Element data from apps and pages:
++++++++++++++++++++
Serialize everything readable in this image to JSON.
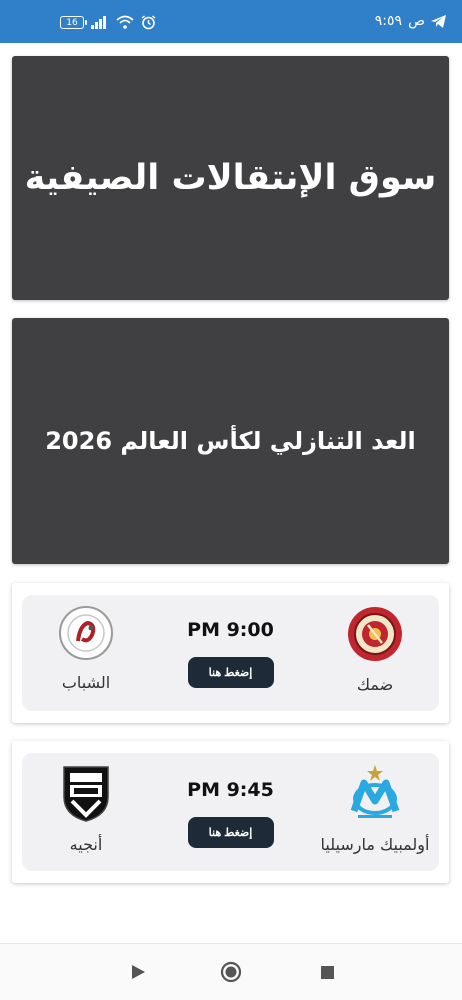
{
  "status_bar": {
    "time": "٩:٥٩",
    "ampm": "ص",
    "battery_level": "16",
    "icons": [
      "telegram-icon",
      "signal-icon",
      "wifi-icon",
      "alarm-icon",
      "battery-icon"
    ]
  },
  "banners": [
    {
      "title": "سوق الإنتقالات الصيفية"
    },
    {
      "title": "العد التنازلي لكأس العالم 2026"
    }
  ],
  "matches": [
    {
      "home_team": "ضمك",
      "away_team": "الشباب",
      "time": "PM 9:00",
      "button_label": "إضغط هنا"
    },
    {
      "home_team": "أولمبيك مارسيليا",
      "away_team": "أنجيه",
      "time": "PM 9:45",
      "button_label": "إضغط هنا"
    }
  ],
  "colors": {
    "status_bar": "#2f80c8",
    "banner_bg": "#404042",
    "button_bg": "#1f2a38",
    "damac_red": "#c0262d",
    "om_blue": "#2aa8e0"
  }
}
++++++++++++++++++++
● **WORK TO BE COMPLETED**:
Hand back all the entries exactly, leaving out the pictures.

● **RESPONSE AREA**:
Serialize everything readable in this image to JSON.
{
  "status_bar": {
    "time": "٩:٥٩",
    "ampm": "ص",
    "battery_level": "16",
    "icons": [
      "telegram-icon",
      "signal-icon",
      "wifi-icon",
      "alarm-icon",
      "battery-icon"
    ]
  },
  "banners": [
    {
      "title": "سوق الإنتقالات الصيفية"
    },
    {
      "title": "العد التنازلي لكأس العالم 2026"
    }
  ],
  "matches": [
    {
      "home_team": "ضمك",
      "away_team": "الشباب",
      "time": "PM 9:00",
      "button_label": "إضغط هنا"
    },
    {
      "home_team": "أولمبيك مارسيليا",
      "away_team": "أنجيه",
      "time": "PM 9:45",
      "button_label": "إضغط هنا"
    }
  ],
  "colors": {
    "status_bar": "#2f80c8",
    "banner_bg": "#404042",
    "button_bg": "#1f2a38",
    "damac_red": "#c0262d",
    "om_blue": "#2aa8e0"
  }
}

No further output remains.